§ Your instructions
Count how many lines below contain the word "structured", then give that number alone.

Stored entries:
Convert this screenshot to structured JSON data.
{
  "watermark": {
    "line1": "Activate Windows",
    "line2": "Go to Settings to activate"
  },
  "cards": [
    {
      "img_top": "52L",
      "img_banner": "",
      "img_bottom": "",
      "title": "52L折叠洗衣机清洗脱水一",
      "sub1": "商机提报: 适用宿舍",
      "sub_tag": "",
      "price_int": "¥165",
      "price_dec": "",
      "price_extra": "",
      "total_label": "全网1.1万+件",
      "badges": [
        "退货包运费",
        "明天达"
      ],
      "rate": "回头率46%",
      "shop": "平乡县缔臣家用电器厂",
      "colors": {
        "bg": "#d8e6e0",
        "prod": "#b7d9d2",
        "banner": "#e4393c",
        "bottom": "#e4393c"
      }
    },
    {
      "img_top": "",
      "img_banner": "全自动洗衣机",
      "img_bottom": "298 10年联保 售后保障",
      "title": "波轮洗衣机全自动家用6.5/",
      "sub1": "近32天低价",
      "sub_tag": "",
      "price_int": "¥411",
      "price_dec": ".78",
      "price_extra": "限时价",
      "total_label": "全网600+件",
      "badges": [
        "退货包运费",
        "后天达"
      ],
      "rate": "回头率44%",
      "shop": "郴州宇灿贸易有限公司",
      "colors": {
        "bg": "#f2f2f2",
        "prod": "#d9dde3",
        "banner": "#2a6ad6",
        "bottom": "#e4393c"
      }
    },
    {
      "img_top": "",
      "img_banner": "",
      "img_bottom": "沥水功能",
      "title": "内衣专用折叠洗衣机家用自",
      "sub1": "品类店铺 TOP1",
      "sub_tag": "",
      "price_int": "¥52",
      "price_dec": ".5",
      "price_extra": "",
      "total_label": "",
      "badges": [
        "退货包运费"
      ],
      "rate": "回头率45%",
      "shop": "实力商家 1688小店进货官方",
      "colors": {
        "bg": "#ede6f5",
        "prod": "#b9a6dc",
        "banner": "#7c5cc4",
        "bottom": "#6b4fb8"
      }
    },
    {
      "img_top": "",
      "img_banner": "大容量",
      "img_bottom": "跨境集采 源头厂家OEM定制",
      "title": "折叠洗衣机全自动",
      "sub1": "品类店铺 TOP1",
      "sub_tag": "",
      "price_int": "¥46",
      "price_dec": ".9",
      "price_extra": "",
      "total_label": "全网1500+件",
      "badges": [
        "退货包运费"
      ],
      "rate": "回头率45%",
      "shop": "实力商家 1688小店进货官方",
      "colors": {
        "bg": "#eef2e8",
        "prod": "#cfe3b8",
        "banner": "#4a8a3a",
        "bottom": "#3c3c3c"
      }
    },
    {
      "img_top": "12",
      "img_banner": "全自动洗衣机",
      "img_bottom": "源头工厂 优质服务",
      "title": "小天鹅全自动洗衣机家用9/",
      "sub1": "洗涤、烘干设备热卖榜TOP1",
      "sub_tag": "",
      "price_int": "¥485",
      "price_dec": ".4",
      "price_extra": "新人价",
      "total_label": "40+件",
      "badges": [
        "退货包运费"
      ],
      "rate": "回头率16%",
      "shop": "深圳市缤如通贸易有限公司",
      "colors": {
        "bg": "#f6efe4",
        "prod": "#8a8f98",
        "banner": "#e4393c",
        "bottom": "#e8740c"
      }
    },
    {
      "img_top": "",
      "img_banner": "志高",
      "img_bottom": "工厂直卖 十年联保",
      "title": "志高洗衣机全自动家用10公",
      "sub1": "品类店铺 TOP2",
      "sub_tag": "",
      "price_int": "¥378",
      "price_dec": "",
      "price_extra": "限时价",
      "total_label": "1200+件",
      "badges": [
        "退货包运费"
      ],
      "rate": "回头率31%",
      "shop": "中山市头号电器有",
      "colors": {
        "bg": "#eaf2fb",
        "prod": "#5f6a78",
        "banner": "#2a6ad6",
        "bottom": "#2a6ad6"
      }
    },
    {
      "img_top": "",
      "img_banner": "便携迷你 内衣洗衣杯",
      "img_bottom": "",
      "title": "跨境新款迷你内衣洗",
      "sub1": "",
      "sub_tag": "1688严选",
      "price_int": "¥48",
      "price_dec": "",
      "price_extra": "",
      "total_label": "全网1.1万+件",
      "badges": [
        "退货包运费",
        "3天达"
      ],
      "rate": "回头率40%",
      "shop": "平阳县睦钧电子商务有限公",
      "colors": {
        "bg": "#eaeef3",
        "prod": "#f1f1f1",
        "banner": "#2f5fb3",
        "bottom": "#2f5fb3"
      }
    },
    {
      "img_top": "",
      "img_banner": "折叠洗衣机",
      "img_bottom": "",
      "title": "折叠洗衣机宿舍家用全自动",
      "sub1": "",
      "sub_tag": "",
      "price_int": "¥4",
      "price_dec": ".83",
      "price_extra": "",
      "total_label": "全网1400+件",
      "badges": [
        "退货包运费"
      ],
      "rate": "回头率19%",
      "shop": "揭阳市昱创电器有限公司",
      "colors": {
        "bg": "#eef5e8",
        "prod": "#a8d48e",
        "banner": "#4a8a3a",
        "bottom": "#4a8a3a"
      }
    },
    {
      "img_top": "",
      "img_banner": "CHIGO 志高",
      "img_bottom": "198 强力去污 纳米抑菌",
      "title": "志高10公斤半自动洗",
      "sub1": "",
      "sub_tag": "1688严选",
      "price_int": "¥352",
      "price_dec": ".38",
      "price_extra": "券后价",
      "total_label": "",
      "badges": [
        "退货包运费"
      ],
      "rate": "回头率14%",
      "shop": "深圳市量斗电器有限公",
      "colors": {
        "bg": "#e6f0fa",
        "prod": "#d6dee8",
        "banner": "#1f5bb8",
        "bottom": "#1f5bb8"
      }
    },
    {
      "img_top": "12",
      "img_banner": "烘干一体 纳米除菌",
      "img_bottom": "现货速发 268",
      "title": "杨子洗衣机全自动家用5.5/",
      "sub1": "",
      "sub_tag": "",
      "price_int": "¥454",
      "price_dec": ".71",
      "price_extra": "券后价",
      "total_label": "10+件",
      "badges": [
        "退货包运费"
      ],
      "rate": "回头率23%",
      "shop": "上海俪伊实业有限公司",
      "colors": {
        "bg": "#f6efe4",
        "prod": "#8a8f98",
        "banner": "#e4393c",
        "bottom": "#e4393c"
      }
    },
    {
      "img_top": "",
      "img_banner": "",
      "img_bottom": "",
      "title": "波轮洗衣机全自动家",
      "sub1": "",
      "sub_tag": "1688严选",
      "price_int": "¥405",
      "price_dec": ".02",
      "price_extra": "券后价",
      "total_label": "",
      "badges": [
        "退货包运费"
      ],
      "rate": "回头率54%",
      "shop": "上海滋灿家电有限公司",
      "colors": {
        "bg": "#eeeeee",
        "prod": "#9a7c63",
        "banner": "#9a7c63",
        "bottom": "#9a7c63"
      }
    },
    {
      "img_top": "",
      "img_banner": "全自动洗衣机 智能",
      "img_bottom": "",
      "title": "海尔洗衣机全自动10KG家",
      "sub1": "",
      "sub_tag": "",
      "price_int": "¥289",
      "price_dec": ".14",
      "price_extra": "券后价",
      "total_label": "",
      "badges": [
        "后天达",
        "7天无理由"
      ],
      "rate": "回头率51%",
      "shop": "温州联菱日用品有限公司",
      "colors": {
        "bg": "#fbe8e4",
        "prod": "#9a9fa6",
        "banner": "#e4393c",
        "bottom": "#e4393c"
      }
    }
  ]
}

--

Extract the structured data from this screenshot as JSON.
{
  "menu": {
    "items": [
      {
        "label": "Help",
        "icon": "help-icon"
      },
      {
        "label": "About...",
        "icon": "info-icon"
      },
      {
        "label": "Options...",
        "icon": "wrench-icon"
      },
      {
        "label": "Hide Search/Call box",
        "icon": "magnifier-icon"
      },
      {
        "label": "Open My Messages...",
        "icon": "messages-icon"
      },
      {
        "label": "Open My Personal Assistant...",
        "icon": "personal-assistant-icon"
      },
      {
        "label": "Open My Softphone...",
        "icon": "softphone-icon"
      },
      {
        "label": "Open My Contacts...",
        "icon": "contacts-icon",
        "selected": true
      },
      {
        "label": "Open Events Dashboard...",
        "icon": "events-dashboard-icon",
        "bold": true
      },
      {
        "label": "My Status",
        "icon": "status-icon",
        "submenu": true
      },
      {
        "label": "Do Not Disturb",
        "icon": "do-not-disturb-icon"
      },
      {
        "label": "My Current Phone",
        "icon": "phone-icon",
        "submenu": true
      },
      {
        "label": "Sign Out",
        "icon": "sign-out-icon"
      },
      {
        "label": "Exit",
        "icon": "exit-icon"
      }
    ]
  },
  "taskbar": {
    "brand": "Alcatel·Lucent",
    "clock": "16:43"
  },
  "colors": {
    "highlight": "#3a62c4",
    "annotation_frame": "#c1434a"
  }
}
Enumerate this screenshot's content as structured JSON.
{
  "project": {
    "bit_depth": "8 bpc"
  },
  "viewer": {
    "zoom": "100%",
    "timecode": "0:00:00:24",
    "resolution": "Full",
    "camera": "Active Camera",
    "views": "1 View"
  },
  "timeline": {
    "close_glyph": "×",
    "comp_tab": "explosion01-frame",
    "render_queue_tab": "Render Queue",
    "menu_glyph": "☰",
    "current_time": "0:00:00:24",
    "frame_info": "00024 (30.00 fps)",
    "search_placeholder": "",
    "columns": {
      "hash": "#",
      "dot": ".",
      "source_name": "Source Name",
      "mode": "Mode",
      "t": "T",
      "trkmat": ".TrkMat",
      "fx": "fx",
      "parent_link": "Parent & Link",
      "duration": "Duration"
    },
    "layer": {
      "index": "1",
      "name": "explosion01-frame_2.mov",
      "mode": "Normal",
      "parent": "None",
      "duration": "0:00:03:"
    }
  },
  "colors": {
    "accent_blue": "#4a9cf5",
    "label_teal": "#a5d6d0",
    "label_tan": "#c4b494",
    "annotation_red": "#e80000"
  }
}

§ Result of the task
3